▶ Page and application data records

####

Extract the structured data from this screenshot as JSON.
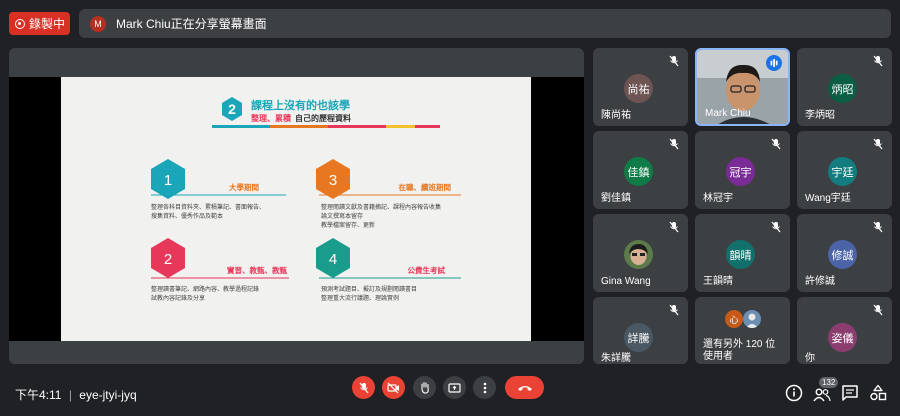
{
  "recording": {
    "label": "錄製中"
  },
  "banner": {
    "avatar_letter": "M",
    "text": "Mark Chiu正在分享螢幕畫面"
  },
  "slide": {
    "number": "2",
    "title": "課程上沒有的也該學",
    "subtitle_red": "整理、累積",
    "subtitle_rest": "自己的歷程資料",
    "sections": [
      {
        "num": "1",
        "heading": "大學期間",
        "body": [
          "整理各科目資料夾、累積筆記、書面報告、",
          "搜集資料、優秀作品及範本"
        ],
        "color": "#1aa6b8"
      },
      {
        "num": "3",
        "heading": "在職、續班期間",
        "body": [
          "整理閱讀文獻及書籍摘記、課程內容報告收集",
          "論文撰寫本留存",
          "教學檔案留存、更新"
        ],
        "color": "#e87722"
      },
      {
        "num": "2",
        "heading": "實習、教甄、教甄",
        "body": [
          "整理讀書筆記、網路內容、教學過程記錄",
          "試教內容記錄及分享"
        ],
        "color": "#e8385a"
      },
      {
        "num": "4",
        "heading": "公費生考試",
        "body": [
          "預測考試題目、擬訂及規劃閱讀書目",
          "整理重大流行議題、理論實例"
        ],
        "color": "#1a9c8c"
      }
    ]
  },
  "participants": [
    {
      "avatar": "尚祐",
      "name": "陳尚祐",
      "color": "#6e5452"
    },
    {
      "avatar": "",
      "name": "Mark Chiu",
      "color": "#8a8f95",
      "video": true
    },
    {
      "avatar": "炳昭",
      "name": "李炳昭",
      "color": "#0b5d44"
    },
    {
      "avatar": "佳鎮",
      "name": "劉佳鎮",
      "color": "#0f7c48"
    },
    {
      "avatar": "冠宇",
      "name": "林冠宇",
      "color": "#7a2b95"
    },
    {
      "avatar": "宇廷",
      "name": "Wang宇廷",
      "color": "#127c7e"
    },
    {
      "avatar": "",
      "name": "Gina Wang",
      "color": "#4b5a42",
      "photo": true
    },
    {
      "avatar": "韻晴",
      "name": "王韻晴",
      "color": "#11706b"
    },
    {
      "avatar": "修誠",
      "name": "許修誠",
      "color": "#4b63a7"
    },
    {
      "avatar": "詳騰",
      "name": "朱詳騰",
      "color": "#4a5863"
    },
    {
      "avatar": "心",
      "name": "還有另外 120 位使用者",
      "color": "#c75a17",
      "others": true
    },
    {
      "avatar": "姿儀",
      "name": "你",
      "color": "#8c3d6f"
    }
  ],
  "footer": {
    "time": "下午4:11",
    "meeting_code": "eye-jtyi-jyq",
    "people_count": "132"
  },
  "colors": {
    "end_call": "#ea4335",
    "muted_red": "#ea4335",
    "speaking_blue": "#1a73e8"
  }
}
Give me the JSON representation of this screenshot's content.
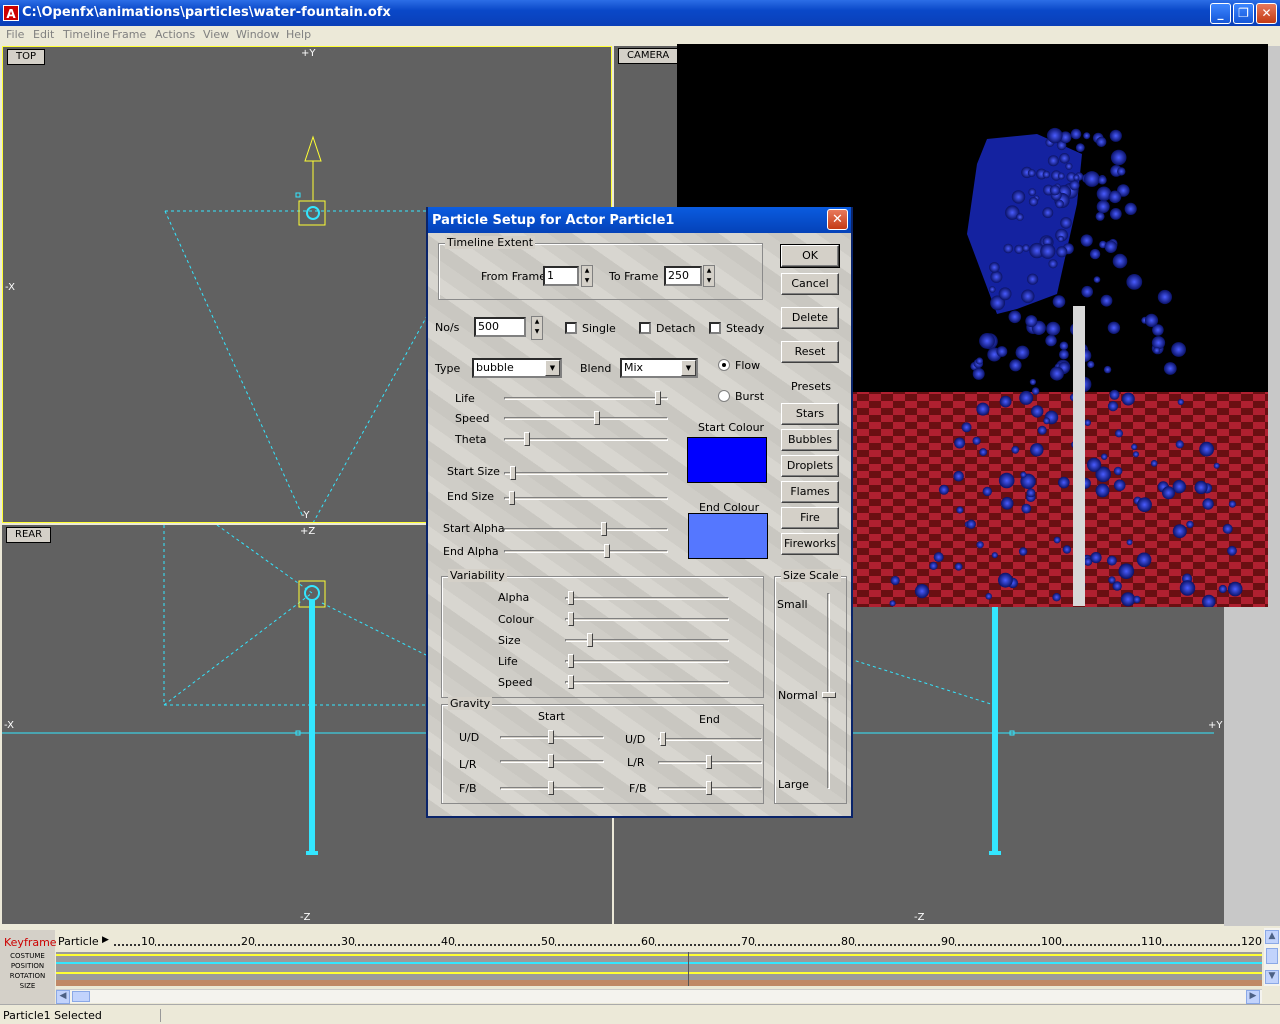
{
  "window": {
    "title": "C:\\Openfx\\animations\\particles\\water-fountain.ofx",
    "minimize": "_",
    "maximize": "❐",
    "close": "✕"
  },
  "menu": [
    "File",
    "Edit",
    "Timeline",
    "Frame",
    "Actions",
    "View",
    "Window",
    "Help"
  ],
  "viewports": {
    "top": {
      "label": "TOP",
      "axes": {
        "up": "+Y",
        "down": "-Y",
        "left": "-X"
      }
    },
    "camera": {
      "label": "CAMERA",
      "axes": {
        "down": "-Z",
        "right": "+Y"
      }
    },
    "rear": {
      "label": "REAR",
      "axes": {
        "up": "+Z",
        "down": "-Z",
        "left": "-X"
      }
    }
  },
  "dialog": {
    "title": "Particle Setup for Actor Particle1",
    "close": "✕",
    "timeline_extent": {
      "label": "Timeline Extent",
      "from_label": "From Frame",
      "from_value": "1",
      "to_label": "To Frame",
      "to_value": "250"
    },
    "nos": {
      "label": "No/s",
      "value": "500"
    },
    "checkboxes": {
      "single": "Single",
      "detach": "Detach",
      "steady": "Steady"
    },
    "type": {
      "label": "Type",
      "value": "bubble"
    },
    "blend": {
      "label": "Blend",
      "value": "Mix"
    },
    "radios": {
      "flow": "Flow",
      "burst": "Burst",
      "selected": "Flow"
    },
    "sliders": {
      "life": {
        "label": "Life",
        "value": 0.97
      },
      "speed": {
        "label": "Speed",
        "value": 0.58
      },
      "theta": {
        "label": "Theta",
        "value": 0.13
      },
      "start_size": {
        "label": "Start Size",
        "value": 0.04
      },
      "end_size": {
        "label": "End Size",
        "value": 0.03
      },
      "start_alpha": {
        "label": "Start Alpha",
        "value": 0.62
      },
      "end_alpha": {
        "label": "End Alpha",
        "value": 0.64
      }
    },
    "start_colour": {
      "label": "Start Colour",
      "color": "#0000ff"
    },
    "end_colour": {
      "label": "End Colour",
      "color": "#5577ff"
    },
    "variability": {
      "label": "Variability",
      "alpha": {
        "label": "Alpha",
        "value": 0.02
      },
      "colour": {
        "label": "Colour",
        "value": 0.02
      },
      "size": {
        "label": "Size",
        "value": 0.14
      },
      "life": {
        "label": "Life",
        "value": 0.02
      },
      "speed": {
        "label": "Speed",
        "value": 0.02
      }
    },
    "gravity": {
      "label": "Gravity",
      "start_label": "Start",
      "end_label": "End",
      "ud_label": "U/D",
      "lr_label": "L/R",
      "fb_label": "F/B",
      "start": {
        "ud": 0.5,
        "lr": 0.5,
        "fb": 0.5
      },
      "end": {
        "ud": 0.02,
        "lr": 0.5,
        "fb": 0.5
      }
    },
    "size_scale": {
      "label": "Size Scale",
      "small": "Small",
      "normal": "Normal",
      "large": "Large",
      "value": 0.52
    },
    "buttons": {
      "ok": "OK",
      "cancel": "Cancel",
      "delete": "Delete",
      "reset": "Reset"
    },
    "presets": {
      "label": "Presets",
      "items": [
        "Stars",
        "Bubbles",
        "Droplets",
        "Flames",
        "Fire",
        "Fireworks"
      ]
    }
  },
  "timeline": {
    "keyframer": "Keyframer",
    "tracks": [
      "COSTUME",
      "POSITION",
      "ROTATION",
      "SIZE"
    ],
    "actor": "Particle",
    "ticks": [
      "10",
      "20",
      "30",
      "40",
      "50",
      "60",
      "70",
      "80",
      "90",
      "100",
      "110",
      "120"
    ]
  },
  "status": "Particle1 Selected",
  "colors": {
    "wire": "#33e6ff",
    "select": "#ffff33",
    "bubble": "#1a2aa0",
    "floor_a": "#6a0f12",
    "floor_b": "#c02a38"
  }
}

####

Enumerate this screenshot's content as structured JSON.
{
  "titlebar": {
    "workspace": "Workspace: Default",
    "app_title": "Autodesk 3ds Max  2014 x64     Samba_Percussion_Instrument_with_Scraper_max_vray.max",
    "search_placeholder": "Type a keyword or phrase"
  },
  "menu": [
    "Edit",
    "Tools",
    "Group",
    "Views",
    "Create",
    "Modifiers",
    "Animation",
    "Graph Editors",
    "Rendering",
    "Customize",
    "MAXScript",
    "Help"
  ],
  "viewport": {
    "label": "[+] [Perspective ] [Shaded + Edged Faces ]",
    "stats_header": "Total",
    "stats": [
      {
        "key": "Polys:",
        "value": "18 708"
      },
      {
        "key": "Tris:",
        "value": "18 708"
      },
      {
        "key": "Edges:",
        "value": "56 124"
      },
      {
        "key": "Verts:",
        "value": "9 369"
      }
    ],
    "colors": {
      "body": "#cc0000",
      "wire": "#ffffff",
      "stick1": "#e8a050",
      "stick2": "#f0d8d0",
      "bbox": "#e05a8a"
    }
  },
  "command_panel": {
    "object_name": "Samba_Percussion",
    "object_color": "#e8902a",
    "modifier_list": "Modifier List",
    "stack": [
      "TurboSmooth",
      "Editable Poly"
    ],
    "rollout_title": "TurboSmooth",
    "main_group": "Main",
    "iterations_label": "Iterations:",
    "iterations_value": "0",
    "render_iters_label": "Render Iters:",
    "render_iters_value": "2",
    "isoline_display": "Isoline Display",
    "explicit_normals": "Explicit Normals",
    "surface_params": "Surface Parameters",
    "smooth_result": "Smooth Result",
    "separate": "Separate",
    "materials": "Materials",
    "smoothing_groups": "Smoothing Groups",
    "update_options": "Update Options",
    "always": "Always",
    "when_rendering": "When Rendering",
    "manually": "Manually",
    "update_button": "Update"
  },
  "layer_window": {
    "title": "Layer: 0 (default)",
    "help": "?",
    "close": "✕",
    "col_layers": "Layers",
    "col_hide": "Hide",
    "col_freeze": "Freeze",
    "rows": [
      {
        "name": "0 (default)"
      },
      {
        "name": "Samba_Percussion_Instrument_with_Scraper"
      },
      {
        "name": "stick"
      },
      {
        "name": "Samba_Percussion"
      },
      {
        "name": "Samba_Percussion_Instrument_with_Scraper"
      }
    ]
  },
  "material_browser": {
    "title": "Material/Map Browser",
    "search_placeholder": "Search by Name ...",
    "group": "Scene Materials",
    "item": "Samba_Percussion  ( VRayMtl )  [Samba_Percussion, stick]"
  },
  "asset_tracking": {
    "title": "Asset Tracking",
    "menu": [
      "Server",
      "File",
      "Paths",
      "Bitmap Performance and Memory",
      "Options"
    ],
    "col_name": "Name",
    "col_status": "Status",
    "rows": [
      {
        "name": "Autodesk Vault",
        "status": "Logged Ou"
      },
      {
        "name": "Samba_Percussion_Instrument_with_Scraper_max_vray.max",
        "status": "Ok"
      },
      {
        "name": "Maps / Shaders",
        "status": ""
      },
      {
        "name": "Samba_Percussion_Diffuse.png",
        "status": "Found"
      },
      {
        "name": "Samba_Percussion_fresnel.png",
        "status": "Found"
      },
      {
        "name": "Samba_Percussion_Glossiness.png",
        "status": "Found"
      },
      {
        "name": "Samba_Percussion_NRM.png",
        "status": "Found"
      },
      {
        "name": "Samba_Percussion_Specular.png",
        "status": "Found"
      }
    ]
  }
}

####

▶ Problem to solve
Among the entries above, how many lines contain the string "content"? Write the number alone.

▶ Completed task
2